[Data records for software interfaces]
Start of Block

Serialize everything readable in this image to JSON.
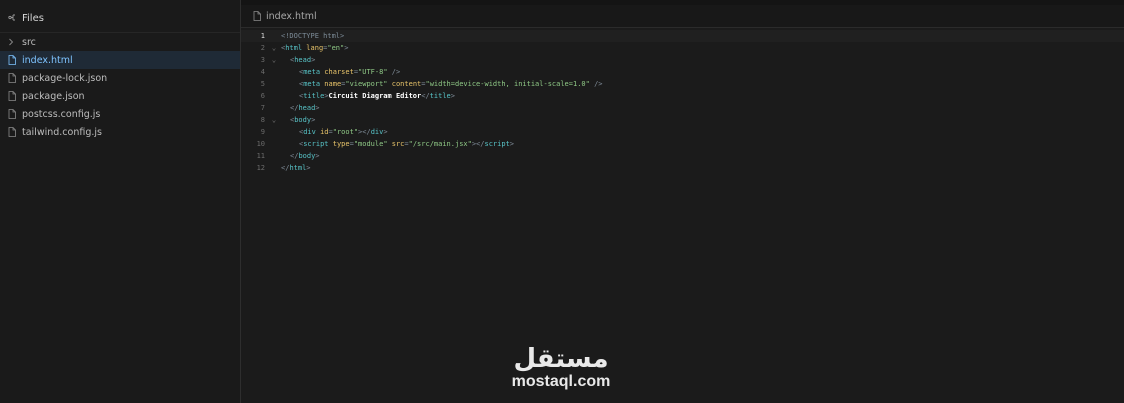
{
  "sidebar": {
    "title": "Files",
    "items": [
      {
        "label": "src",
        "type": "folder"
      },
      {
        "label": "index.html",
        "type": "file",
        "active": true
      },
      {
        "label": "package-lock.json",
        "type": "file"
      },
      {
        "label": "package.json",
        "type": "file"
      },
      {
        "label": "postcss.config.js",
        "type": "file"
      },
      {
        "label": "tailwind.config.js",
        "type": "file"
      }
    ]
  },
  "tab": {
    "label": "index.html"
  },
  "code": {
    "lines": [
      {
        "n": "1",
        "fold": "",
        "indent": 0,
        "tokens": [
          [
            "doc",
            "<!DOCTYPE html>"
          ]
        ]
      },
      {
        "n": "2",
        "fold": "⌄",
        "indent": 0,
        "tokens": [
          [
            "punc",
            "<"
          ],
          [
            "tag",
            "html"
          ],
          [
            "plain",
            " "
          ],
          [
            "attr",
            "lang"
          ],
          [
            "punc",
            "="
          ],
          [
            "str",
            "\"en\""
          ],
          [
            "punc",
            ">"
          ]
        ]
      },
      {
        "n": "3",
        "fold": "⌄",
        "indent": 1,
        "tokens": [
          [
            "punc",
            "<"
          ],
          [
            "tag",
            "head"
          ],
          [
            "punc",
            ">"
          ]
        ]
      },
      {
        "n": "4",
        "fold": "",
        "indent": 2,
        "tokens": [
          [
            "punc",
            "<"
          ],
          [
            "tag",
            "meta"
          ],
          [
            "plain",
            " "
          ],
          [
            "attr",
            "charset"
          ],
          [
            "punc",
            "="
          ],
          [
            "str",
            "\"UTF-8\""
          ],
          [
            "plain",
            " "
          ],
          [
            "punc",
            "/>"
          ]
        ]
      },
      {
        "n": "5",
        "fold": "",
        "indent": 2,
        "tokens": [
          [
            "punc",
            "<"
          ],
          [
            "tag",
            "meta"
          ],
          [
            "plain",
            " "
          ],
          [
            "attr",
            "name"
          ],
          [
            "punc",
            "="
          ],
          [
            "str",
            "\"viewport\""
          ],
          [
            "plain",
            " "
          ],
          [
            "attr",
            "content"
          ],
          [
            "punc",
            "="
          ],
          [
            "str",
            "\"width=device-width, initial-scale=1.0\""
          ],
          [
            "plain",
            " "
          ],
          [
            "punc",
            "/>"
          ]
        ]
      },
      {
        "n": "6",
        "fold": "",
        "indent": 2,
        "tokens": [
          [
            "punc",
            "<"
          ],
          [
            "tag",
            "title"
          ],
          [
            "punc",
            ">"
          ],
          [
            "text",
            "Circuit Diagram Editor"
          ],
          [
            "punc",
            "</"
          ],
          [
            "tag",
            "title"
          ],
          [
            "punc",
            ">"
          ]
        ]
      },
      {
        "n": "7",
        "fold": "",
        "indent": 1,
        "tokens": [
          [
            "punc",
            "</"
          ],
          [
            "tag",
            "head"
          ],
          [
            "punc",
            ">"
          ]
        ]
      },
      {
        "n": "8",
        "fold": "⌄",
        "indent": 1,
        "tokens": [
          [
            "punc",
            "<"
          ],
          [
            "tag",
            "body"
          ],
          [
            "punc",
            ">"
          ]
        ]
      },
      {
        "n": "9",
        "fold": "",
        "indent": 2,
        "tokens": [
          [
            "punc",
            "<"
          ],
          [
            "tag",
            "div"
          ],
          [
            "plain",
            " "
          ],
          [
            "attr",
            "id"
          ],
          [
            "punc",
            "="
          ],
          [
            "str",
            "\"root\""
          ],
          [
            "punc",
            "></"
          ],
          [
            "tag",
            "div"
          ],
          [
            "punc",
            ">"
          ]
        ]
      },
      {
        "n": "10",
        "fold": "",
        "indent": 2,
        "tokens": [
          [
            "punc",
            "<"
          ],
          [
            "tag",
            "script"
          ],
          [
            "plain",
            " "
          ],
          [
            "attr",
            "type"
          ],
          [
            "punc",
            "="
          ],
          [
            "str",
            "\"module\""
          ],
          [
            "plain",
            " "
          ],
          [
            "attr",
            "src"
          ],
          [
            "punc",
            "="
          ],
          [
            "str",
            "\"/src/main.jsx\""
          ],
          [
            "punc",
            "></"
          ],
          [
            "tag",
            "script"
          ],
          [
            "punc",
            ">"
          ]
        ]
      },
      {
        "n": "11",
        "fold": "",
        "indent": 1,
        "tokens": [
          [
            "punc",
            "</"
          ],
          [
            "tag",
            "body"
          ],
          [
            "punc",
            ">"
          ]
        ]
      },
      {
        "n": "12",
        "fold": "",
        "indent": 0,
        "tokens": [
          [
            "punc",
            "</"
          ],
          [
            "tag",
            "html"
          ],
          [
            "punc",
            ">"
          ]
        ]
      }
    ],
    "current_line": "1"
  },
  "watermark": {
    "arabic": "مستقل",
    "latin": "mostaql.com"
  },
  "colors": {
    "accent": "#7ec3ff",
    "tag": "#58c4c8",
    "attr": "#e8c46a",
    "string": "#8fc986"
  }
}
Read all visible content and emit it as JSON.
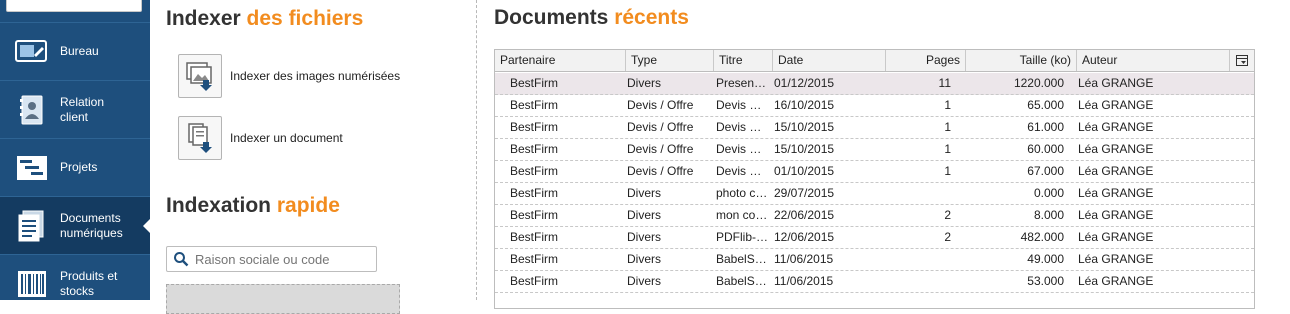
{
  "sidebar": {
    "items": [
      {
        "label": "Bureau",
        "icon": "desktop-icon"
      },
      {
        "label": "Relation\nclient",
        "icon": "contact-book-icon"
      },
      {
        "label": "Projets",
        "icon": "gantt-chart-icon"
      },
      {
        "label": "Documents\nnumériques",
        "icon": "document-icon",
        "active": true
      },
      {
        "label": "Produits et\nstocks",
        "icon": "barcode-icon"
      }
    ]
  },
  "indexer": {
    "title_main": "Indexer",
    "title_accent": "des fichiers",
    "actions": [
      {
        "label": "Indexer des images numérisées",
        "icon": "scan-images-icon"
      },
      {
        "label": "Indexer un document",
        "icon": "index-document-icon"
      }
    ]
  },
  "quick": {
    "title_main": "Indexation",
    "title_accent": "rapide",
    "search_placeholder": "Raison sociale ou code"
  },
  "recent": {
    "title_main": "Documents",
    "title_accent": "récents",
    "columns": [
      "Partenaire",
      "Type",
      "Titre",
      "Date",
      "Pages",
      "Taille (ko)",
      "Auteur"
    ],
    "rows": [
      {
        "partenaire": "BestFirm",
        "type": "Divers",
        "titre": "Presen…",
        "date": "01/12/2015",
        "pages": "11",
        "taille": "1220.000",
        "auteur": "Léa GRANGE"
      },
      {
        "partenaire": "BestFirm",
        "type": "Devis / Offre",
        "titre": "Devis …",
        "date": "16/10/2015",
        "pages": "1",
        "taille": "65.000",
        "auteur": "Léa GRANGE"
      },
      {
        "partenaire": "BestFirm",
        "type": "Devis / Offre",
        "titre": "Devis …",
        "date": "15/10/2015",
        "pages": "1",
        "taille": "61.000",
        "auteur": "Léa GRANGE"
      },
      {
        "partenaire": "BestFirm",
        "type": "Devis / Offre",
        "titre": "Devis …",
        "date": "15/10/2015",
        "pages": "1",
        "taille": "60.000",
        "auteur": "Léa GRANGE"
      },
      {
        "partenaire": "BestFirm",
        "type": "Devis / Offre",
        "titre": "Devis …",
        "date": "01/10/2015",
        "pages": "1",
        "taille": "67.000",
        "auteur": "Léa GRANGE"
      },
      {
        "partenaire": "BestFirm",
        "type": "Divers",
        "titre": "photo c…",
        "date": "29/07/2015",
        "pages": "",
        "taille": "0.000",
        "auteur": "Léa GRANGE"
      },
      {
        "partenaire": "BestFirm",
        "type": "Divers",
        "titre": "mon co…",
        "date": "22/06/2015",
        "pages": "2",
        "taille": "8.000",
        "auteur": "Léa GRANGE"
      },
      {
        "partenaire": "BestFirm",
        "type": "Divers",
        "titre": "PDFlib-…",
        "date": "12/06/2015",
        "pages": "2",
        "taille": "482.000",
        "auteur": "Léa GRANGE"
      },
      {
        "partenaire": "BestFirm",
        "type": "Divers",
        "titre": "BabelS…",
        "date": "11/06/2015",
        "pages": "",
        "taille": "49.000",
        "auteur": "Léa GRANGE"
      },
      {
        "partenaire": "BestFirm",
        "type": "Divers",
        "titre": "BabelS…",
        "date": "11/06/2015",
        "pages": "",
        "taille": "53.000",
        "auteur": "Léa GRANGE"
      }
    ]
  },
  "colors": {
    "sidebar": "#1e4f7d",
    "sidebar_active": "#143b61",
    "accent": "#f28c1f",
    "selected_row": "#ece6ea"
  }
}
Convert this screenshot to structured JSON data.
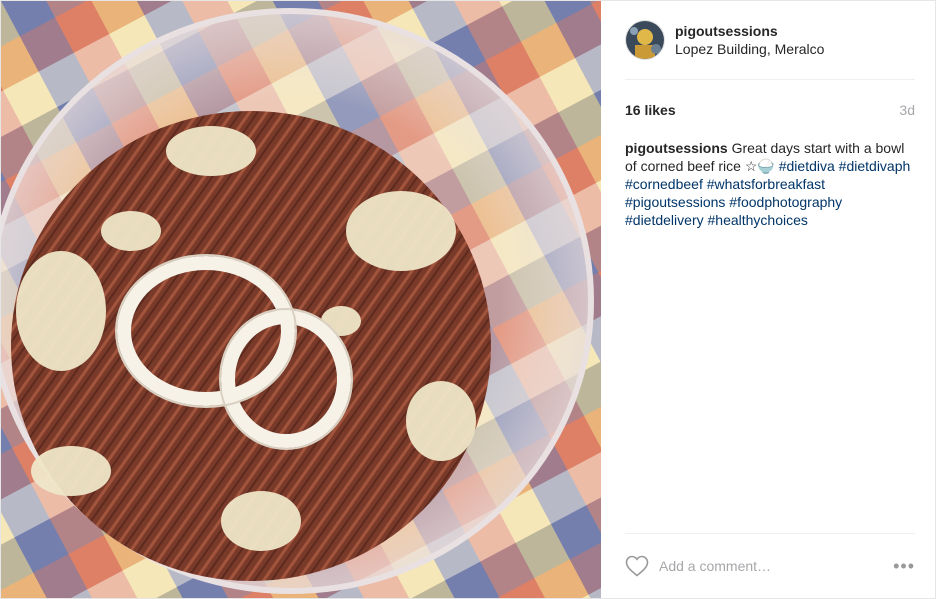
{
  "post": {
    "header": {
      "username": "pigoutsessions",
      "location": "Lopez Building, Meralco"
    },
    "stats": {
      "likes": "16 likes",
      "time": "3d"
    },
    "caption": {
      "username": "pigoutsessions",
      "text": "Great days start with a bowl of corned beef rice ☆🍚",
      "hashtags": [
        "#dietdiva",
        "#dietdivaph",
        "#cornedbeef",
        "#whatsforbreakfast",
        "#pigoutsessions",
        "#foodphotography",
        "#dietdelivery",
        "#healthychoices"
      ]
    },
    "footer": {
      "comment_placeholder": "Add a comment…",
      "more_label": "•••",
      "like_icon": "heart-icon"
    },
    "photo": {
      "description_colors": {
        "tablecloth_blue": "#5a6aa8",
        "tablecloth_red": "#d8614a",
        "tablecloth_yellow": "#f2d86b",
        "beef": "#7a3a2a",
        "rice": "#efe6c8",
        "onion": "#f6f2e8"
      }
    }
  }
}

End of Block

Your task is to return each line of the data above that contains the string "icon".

# Expected output
        "icon": "desktop-icon"
        "icon": "contact-book-icon"
        "icon": "gantt-chart-icon"
        "icon": "document-icon",
        "icon": "barcode-icon"
        "icon": "scan-images-icon"
        "icon": "index-document-icon"
      "like_icon": "heart-icon"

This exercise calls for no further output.